» **Supplied data**:
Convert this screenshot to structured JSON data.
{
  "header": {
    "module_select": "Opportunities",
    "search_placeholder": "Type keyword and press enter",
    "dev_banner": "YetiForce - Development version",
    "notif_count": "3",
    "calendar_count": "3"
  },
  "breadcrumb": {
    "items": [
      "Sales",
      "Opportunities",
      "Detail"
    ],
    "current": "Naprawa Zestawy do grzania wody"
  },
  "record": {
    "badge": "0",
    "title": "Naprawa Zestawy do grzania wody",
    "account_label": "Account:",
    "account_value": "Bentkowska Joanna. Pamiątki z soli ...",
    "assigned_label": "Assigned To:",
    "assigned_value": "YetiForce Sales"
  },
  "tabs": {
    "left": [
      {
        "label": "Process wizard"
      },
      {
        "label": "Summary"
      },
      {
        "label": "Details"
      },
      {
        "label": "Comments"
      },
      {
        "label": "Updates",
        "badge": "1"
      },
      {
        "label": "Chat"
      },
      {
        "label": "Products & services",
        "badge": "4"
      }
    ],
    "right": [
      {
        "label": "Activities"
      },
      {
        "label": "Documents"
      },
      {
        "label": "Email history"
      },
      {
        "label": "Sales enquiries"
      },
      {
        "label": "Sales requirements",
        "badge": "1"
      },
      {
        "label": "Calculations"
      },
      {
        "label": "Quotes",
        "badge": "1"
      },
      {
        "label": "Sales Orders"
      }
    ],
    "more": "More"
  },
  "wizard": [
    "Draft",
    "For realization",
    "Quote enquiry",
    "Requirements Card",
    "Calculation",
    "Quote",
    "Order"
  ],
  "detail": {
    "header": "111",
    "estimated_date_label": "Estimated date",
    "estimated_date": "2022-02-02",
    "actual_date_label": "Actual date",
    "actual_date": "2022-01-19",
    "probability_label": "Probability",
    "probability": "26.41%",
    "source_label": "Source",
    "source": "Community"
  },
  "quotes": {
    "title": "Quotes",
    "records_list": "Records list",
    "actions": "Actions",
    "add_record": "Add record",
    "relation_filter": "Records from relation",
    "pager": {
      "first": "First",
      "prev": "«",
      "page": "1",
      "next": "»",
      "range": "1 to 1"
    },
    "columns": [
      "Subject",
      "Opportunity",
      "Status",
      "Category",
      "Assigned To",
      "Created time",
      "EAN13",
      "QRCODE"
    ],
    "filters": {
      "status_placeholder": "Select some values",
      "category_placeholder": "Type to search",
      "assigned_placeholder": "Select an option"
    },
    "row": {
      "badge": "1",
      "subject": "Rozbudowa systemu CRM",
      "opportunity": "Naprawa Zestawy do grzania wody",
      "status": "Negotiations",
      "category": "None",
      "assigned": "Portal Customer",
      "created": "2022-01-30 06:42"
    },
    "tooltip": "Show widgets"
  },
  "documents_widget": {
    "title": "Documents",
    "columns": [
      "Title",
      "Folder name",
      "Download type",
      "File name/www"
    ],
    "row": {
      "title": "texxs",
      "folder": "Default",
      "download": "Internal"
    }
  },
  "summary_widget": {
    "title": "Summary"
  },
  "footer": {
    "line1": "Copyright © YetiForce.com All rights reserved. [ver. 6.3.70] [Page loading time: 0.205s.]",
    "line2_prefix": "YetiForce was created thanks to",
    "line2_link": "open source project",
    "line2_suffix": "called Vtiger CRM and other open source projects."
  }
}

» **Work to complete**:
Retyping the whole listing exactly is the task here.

» **Answer space**:
Convert this screenshot to structured JSON data.
{
  "header": {
    "module_select": "Opportunities",
    "search_placeholder": "Type keyword and press enter",
    "dev_banner": "YetiForce - Development version",
    "notif_count": "3",
    "calendar_count": "3"
  },
  "breadcrumb": {
    "items": [
      "Sales",
      "Opportunities",
      "Detail"
    ],
    "current": "Naprawa Zestawy do grzania wody"
  },
  "record": {
    "badge": "0",
    "title": "Naprawa Zestawy do grzania wody",
    "account_label": "Account:",
    "account_value": "Bentkowska Joanna. Pamiątki z soli ...",
    "assigned_label": "Assigned To:",
    "assigned_value": "YetiForce Sales"
  },
  "tabs": {
    "left": [
      {
        "label": "Process wizard"
      },
      {
        "label": "Summary"
      },
      {
        "label": "Details"
      },
      {
        "label": "Comments"
      },
      {
        "label": "Updates",
        "badge": "1"
      },
      {
        "label": "Chat"
      },
      {
        "label": "Products & services",
        "badge": "4"
      }
    ],
    "right": [
      {
        "label": "Activities"
      },
      {
        "label": "Documents"
      },
      {
        "label": "Email history"
      },
      {
        "label": "Sales enquiries"
      },
      {
        "label": "Sales requirements",
        "badge": "1"
      },
      {
        "label": "Calculations"
      },
      {
        "label": "Quotes",
        "badge": "1"
      },
      {
        "label": "Sales Orders"
      }
    ],
    "more": "More"
  },
  "wizard": [
    "Draft",
    "For realization",
    "Quote enquiry",
    "Requirements Card",
    "Calculation",
    "Quote",
    "Order"
  ],
  "detail": {
    "header": "111",
    "estimated_date_label": "Estimated date",
    "estimated_date": "2022-02-02",
    "actual_date_label": "Actual date",
    "actual_date": "2022-01-19",
    "probability_label": "Probability",
    "probability": "26.41%",
    "source_label": "Source",
    "source": "Community"
  },
  "quotes": {
    "title": "Quotes",
    "records_list": "Records list",
    "actions": "Actions",
    "add_record": "Add record",
    "relation_filter": "Records from relation",
    "pager": {
      "first": "First",
      "prev": "«",
      "page": "1",
      "next": "»",
      "range": "1 to 1"
    },
    "columns": [
      "Subject",
      "Opportunity",
      "Status",
      "Category",
      "Assigned To",
      "Created time",
      "EAN13",
      "QRCODE"
    ],
    "filters": {
      "status_placeholder": "Select some values",
      "category_placeholder": "Type to search",
      "assigned_placeholder": "Select an option"
    },
    "row": {
      "badge": "1",
      "subject": "Rozbudowa systemu CRM",
      "opportunity": "Naprawa Zestawy do grzania wody",
      "status": "Negotiations",
      "category": "None",
      "assigned": "Portal Customer",
      "created": "2022-01-30 06:42"
    },
    "tooltip": "Show widgets"
  },
  "documents_widget": {
    "title": "Documents",
    "columns": [
      "Title",
      "Folder name",
      "Download type",
      "File name/www"
    ],
    "row": {
      "title": "texxs",
      "folder": "Default",
      "download": "Internal"
    }
  },
  "summary_widget": {
    "title": "Summary"
  },
  "footer": {
    "line1": "Copyright © YetiForce.com All rights reserved. [ver. 6.3.70] [Page loading time: 0.205s.]",
    "line2_prefix": "YetiForce was created thanks to",
    "line2_link": "open source project",
    "line2_suffix": "called Vtiger CRM and other open source projects."
  }
}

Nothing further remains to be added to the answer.